Page banner for the BobCast MOV Supporting and Defening Conservative Values in the Mid-Ohio Valley
Humane Society of Parkersburg logo
530 29th Street
Parkersburg WV

Adopt or Foster a Pet
Give Your New BFF (Best Furry Friend)
a Forever Home

The Humane Society of Parkersburg’s shelter is presently terribly overcrowded, and Pet Foster Parents are seriously needed. If you cannot adopt a pet at the present time, please consider being a pet foster parent.


Fostering is fun and rewarding! It also requires a certain amount of time, energy and a big heart. Fostering is incredibly beneficial and critical to our ability to help as many animals as possible.

Opportunities to Foster

We often need foster homes for:

  • Pregnant cats and dogs from pregnancy until their offspring are 8 weeks old
  • Young kittens and puppies that need extra attention and protection from disease
  • Special needs pets that are injured, rehabilitating from an injury or disease, or are just in need of special attention
  • Pets waiting for transport to rescue organizations
  • Senior animals that are particularly stressed in the shelter environment
  • Emergencies or large animal seizures or extraordinary intake

While our Staff works hard to make our shelter a clean and healthy environment, fighting illness is an ongoing battle. Fostering, especially young puppies and kittens, is one way to help keep our animals as healthy as possible. In foster homes they are not exposed to the diseases that can so easily enter our shelter with the next incoming animal.

By fostering you are not only saving the life of your foster pet, but you also help us make room for another animal at the shelter.

For more information on fostering, please visit Fostering | hsop.

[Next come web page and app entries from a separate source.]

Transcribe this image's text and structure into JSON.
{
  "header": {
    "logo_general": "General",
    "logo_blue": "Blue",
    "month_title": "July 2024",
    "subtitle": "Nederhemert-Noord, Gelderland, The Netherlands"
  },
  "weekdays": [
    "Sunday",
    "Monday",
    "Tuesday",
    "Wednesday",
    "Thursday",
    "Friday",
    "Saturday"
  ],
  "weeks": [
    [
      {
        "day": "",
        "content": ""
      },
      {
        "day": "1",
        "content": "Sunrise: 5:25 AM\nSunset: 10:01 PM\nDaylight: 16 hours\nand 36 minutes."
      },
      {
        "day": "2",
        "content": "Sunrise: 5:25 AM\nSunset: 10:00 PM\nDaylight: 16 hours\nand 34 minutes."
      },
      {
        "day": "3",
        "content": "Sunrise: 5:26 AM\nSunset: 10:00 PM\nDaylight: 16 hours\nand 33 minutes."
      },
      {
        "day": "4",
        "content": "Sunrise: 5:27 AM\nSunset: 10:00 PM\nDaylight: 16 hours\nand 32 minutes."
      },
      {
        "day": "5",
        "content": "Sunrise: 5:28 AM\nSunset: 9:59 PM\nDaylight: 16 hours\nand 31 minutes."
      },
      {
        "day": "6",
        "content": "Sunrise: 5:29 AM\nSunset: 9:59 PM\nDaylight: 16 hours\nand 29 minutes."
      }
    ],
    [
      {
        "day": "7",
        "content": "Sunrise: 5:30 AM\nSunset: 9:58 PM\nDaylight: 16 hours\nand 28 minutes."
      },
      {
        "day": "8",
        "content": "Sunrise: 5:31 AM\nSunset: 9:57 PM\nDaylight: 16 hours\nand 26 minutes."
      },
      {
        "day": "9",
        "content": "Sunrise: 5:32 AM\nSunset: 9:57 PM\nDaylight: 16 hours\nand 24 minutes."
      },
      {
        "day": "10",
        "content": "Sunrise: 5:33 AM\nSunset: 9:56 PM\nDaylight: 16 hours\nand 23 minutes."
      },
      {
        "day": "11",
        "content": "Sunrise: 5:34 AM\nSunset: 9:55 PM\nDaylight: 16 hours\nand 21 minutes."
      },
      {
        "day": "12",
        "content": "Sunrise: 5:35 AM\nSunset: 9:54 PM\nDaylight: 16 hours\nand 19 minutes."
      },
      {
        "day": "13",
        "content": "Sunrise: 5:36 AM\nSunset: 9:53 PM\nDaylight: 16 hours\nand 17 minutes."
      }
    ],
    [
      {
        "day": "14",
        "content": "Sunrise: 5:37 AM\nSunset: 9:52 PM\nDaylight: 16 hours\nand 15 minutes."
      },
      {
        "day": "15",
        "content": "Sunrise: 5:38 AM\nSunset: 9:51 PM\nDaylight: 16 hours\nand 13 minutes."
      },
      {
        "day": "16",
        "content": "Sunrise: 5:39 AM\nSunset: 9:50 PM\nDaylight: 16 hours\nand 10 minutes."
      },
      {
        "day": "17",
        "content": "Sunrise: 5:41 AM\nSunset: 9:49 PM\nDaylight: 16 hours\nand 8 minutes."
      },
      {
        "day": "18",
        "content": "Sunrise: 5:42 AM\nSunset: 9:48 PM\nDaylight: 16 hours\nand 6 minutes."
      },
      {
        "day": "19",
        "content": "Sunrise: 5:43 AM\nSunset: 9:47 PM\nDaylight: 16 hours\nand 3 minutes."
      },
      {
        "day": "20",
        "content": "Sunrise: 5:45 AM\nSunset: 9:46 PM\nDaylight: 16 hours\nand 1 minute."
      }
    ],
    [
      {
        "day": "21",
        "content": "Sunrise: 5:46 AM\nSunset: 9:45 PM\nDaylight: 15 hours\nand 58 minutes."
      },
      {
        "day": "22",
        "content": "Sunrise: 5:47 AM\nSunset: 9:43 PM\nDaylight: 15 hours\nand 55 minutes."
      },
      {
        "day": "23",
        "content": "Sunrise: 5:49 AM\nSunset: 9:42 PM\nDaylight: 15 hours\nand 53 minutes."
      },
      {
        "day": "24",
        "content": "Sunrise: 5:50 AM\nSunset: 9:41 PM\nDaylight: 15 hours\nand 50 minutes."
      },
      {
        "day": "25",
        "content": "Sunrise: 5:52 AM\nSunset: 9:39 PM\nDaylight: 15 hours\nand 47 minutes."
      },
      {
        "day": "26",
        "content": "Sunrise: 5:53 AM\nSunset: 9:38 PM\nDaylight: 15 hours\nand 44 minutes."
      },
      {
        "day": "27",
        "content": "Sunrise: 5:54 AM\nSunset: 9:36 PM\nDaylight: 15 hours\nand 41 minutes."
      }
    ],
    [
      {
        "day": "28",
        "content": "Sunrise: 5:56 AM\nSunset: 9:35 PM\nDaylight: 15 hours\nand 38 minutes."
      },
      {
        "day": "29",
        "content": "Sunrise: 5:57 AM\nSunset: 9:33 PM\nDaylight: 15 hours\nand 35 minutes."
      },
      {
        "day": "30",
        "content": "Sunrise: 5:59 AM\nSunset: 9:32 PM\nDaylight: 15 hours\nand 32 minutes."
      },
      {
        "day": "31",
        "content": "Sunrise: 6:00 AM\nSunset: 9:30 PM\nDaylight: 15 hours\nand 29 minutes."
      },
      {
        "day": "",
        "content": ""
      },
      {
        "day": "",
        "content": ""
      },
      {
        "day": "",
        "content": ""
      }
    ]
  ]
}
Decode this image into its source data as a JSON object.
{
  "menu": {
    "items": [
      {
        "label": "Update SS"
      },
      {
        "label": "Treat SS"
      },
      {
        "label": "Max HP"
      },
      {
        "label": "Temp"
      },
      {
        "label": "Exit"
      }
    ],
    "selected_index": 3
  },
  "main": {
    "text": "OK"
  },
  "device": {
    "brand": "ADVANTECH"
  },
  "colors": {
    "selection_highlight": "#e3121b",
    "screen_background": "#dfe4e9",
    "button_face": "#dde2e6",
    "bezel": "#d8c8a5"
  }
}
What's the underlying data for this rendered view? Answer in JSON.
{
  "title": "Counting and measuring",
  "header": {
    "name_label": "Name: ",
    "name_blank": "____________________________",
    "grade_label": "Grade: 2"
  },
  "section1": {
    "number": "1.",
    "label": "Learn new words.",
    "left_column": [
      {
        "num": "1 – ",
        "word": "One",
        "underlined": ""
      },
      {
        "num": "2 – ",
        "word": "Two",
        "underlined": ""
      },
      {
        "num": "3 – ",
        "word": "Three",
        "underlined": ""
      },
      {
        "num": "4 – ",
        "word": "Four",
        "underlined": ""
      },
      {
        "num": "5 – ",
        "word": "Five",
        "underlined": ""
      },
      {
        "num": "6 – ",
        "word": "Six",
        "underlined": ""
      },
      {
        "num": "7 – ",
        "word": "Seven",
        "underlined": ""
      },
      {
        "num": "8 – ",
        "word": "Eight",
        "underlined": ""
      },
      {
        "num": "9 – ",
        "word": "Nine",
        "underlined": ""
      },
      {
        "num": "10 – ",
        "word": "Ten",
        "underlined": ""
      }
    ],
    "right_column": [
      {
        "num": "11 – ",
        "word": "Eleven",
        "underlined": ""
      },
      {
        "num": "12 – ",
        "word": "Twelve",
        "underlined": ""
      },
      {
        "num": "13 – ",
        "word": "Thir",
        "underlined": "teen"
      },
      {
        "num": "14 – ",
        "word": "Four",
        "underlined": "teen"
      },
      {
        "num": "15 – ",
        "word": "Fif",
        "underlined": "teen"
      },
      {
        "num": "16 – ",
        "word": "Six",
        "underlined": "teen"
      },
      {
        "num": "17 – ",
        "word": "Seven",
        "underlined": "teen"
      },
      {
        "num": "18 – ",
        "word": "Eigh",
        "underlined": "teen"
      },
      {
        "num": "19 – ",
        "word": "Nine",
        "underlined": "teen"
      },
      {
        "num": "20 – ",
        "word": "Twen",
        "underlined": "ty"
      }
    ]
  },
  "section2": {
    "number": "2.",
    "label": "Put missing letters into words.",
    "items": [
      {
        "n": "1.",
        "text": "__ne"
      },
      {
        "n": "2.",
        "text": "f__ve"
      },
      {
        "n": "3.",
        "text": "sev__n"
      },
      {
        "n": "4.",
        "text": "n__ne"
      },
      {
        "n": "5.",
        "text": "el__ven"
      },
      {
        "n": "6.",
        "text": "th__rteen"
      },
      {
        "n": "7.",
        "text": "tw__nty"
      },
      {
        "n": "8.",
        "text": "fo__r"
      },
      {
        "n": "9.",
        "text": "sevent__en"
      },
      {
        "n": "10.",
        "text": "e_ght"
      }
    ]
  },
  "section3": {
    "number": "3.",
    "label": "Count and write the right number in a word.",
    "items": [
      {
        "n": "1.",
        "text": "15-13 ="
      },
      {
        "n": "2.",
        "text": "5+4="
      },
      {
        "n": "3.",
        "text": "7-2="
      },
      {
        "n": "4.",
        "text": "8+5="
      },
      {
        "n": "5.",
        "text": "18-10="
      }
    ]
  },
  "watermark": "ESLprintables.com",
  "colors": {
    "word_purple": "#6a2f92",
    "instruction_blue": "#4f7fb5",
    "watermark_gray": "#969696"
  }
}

Learn about the animals in our care and all about our adoption process, fees and specials at Adopt | hsop. As new animals arrive frequently, we recommend you check back often.

Dog Picture Cat Picture  Rabbit Picture
All Animals
Little Girl With Cat  Another Dog Picture  Another Cat Picture 
How to Adopt Fees and Specials Things to Consider

A personal message from Rick

Rick and ScoobyThis is Scooby. He is a Smooth Coat Fox Terrier, and he is my best friend. (Sorry Uncle Bob; you’re number two though.) Barbara, my wife of 42 years, suddenly and totally unexpectedly went to be with the Lord a few days before Christmas in 2008, and I was totally devastated. The house was terribly empty and I was literally going out of my mind.

Scooby Looking UpwardA week later I found myself at the Humane Society shelter looking for a companion and filling out an application to adopt. It couldn’t be just any companion, it had to be my special companion.

On my first visit I spent some time with several different dogs of all sizes and ages, but just didn’t find my dog. (I’m just not a cat person — I have nothing against cats, but I have always been a dog person. I’ve never met a dog I didn’t like.) The same thing happened on my second and third visits.

Scooby on Rick’s LapOn my fourth visit in the middle January I had just walked into the shelter when one of the volunteers came out of the back room with a tiny black head sticking out of the neckline of her sweat shirt. I asked if I could hold him, and she handed me a tiny pure white puppy, about nine inches long from the tip of his nose to the tip of his tail, with a coal black head. He looked like he was wearing a Ninja hood.

Rick and Scooby I held him up to my face. He nibbled on my beard, and said, “Hello, Daddy. My name is Scooby and I’m really happy to meet you!” (Of course he said it in puppy language. If you don’t think that dogs can talk, you just aren’t listening.)

A few minutes later I took 8-week-old Scooby home with me to his forever home. Fifteen years later he is still going strong, though he and his daddy are starting to feel our age on some days. If you don’t find your special BFF on your first visit to the shelter, don’t give up!